Background: The relation of possible metabolic precursors (especially insulin resistance) to hypertension has been controversial. In addition, these associations may differ by level of obesity or ethnicity.
Methods: We followed up 1039 initially nondiabetic, nonhypertensive subjects from the San Antonio Heart Study for 7 years.
Results: Hypertension developed in 93 subjects. Age, body mass index, waist-to-hip ratio, and fasting insulin and triglyceride levels predicted the development of hypertension in univariate analyses. After adjustment for age, body mass index, waist-to-hip ratio, gender, ethnicity, and fasting glucose levels, higher levels of triglyceride and fasting insulin predicted the development of hypertension. Body mass index and fasting insulin and triglyceride levels predicted the development of hypertension in Mexican Americans and non-Hispanic whites. In addition, fasting insulin levels predicted the development of hypertension in lean and obese subjects. Increased insulin secretion (as judged by the 30-minute insulin increment) on an oral glucose tolerance test also predicted the development of hypertension.

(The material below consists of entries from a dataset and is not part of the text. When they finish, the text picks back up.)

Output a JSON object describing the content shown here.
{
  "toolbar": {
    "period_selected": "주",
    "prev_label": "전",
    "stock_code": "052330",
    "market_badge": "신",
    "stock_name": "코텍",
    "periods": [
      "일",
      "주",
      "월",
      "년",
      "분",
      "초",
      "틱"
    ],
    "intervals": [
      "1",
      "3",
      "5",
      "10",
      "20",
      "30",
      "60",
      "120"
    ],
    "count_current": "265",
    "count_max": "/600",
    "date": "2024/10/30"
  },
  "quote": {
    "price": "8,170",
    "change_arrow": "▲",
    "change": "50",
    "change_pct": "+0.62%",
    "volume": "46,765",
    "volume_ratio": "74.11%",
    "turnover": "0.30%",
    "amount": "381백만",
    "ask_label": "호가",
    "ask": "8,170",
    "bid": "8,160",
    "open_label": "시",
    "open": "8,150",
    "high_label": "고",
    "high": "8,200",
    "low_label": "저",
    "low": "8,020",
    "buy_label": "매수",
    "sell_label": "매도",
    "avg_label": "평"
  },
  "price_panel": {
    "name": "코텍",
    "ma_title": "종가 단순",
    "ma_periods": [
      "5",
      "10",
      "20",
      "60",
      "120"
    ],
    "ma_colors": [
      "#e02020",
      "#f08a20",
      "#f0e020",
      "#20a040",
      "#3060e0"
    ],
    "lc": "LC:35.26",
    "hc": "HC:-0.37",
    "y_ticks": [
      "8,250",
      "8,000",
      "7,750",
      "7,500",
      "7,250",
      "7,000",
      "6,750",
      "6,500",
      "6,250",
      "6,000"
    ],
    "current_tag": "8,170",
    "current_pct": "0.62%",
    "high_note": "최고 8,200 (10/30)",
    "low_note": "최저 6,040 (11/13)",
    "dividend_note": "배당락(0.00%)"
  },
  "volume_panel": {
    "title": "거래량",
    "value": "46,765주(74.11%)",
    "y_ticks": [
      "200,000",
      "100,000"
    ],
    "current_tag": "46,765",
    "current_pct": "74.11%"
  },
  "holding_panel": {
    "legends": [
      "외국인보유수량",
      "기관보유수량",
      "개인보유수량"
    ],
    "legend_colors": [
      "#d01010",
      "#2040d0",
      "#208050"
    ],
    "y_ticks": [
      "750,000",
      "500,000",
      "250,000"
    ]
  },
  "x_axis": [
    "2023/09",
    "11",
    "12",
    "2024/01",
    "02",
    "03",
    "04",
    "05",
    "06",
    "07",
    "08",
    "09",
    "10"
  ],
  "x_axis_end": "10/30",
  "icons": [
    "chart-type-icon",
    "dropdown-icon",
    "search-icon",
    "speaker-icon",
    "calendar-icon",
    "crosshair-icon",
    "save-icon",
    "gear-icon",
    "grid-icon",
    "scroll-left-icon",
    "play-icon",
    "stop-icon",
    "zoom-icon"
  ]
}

Conclusions: A cluster of atherogenic changes may precede the development of hypertension, and increased fasting insulin concentration predicts hypertension in important subgroups of subjects.